Odd parity:
The number of 1-bit must add up to an odd
number
Even parity:
The number of 1-bit must add up to an even
number

Even/odd parity (2)
The computer knows which parity it is using
If it uses an even parity:
If the number of of 1-bit add up to an odd number
then it knows there was an error:
If it uses an odd:
If the number of of 1-bit add up to an even
number then it knows there was an error:
However, If an even number of 1-bit is flipped the
parity will still be the same. But an error occurs
The even/parity cant this detect this error:
Even/odd parity (3)
It is useful when an odd number of 1-bits is flipped.

Suppose we have an 7-bit binary word (7-digits).
If you need to change the parity you need to add
1 (parity bit) to the binary word.
You now have 8 digit word.
However, the computer knows that the added bit
is a parity bit and therefore ignore it.
Example (1)
Suppose you receive a binary bit word
0101 and you know you are using an
odd parity.
Is the binary word errored?
There are 2 1-bit, which is an even number
We are using an odd parity
So there must have an error.
Parity Bit
A single bit is appended to each data chunk
makes the number of 1 bits even/odd
Example: even parity
1000000(1)
1111101(0)
1001001(1)
Example: odd parity
1000000(0)
1111101(1)
1001001(0)
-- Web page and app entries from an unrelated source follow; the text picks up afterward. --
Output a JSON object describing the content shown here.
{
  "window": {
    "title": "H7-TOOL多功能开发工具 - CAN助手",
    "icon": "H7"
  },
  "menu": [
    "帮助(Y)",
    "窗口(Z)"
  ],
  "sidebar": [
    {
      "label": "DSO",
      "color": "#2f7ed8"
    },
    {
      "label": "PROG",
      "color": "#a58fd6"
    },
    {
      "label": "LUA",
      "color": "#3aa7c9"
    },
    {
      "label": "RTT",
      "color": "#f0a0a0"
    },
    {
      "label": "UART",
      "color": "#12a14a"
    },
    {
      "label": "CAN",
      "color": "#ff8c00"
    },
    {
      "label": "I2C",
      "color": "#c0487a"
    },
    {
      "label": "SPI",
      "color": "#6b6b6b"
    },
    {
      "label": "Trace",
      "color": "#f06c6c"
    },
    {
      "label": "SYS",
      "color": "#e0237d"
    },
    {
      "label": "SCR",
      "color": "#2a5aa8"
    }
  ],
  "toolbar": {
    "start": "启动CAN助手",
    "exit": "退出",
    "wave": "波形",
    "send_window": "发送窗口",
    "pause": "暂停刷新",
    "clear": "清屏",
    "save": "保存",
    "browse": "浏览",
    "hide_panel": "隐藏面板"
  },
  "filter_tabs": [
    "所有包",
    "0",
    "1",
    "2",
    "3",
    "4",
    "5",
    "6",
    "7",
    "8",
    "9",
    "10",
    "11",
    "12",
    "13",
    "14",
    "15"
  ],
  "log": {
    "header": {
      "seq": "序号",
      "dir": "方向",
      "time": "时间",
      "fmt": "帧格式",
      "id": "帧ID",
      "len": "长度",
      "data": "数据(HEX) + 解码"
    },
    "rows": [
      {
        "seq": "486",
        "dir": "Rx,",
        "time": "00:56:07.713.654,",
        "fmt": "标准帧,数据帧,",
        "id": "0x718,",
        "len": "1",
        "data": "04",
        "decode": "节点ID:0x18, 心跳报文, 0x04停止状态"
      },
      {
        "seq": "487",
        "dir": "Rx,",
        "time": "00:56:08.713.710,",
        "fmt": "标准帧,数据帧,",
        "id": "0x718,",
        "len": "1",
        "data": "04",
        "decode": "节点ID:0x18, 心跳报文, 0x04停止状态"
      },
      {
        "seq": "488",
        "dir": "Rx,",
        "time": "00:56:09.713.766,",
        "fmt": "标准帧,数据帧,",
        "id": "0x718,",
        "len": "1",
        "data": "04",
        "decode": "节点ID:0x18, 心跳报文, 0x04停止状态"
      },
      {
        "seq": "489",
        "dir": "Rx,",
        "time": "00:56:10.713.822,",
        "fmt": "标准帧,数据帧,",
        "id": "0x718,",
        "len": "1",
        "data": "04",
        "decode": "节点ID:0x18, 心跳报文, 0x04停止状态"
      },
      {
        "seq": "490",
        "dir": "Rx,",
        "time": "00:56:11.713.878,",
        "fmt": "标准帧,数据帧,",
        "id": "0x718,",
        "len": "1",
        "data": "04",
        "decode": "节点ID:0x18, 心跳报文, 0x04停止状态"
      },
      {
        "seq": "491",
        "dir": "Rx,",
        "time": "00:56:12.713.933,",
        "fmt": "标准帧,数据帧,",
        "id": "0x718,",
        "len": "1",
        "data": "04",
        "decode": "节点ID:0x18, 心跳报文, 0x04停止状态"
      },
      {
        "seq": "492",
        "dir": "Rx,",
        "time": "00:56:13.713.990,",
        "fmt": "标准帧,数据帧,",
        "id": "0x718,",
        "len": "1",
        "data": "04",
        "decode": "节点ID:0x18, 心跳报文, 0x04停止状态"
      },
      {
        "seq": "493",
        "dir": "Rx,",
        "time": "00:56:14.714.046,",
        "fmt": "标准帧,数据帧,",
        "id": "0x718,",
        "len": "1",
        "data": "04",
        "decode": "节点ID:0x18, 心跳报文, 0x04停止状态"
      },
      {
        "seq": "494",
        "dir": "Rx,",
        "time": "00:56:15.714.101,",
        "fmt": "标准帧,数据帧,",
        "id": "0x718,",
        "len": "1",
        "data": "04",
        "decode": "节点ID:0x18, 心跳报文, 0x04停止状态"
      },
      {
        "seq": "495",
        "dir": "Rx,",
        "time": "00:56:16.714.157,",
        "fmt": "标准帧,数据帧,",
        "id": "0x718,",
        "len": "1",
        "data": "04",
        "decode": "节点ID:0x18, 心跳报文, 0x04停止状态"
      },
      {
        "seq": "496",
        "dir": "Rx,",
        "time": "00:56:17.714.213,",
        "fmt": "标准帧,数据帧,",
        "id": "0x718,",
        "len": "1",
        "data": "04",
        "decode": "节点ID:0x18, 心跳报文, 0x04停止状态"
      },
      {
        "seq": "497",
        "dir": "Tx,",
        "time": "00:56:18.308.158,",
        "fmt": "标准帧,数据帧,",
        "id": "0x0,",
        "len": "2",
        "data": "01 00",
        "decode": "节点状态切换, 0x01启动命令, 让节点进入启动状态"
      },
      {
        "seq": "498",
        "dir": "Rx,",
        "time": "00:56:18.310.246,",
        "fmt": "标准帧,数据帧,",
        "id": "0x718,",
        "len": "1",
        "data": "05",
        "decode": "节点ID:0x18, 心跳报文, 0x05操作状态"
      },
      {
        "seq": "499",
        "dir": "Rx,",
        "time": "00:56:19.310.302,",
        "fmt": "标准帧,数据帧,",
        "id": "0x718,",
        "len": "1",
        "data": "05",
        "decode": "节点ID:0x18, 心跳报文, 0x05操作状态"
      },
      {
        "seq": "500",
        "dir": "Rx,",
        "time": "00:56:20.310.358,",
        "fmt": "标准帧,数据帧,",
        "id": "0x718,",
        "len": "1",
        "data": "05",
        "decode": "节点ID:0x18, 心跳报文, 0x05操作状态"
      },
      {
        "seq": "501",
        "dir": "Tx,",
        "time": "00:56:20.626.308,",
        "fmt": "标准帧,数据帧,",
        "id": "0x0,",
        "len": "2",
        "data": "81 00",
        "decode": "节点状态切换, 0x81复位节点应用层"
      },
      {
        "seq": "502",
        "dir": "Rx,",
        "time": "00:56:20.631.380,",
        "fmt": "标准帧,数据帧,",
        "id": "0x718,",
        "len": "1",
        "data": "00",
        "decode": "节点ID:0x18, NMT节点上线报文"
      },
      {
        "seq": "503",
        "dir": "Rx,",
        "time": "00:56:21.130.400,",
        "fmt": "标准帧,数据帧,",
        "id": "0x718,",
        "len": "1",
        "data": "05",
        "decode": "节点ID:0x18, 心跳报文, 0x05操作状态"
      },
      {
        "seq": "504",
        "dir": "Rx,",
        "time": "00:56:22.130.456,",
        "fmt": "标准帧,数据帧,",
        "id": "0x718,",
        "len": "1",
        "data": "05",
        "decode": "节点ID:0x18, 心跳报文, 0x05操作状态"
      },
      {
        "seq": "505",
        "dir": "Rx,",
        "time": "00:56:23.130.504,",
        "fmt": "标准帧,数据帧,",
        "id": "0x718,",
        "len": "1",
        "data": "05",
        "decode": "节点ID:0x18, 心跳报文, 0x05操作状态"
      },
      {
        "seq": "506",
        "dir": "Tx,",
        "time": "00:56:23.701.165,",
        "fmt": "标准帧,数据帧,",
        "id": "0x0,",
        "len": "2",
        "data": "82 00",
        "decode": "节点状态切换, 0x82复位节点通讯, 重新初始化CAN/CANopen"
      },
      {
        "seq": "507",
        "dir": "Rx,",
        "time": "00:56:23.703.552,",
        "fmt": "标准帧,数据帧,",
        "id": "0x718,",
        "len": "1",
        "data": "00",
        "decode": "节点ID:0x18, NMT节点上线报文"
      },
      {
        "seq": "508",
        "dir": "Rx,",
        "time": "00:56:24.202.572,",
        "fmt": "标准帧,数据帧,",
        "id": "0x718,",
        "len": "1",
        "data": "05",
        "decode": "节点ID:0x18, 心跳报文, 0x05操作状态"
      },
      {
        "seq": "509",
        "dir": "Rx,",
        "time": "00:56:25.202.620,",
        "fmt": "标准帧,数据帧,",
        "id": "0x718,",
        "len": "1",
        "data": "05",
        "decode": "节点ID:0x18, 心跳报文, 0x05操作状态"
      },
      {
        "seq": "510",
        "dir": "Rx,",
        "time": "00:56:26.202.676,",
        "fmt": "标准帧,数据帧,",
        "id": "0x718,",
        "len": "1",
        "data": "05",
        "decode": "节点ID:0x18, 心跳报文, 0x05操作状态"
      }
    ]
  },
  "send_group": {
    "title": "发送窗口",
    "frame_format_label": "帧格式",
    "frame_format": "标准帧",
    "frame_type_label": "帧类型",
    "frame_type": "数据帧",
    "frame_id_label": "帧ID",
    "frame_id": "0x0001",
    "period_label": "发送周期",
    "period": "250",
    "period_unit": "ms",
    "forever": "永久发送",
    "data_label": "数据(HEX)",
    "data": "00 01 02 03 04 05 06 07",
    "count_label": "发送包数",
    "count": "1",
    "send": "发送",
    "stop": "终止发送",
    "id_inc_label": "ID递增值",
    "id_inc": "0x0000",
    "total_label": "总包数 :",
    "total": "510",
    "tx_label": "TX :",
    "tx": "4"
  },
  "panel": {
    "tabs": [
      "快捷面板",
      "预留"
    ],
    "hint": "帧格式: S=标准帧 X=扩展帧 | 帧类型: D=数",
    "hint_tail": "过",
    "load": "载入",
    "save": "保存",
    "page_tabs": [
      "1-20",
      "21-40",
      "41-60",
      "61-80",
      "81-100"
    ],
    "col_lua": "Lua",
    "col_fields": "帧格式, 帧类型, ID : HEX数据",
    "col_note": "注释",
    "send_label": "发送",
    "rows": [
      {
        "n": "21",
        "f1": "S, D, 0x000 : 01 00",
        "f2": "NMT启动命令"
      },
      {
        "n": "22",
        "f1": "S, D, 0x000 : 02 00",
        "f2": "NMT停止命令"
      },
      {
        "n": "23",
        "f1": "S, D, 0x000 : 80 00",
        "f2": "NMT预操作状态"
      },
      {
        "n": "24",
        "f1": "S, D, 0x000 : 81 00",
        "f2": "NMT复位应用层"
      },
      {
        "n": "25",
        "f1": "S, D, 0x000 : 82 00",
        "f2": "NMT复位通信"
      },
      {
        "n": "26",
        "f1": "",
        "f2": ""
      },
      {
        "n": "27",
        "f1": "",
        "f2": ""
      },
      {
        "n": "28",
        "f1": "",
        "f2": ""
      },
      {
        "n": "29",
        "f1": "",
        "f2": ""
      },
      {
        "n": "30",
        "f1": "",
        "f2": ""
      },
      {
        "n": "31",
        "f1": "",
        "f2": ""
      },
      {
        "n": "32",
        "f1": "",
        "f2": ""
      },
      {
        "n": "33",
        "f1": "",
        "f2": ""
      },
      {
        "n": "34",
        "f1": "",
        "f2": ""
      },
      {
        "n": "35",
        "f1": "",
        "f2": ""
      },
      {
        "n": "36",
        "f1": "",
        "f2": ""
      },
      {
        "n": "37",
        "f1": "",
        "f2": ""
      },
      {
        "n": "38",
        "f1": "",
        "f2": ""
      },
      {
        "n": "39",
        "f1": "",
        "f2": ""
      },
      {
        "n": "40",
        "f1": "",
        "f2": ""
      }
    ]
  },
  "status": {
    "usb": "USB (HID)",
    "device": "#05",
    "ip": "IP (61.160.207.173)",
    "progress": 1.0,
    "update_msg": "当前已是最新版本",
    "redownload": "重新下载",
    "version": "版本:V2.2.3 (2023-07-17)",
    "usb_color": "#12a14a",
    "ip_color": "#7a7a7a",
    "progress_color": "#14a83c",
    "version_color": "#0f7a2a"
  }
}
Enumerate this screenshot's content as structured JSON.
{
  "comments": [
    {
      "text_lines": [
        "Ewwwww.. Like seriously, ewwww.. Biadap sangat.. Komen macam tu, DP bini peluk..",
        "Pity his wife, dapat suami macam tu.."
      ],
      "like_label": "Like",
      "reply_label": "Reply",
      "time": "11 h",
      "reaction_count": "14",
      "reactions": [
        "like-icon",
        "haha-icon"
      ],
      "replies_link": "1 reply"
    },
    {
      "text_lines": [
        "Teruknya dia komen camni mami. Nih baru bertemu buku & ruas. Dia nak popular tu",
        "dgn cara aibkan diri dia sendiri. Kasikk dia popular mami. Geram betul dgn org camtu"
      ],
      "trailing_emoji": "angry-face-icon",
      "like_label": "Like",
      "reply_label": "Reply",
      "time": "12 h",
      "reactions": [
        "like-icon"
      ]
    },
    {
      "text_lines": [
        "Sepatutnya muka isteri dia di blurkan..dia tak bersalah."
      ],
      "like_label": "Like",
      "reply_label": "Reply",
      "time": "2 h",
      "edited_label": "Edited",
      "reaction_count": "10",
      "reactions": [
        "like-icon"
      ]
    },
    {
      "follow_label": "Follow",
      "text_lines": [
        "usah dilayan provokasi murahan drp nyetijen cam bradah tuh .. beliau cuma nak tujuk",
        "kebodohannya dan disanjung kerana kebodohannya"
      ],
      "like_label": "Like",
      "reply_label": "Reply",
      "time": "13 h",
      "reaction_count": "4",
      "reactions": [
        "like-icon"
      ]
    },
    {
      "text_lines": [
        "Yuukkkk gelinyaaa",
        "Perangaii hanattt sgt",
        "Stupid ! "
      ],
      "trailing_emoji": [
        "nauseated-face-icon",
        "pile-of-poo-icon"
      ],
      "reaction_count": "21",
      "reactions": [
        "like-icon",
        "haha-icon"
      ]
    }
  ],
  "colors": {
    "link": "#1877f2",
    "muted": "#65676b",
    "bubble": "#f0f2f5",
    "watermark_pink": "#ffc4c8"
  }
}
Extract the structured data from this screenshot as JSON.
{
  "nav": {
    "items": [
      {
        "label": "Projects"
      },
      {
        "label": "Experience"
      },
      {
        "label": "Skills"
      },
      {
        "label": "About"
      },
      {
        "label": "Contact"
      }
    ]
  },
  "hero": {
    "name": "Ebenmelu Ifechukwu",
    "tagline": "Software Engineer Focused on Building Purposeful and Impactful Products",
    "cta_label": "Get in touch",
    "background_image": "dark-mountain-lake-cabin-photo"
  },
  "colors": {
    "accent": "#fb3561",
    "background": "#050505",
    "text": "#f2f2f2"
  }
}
Parity Checking
Assume we are using even parity with 7-bit ASCII.
The letter V in 7-bit ASCII is encoded as 0110101.
How will the letter V be transmitted?
Because there are four 1s (an even number), parity is set to zero.
This would be transmitted as: 01101010.
If we are using an odd parity:
The letter V will be transmitted as 01101011
Exercise 1
Suppose you are using an odd parity.
What should the binary word 1010
look like after you add the parity bit?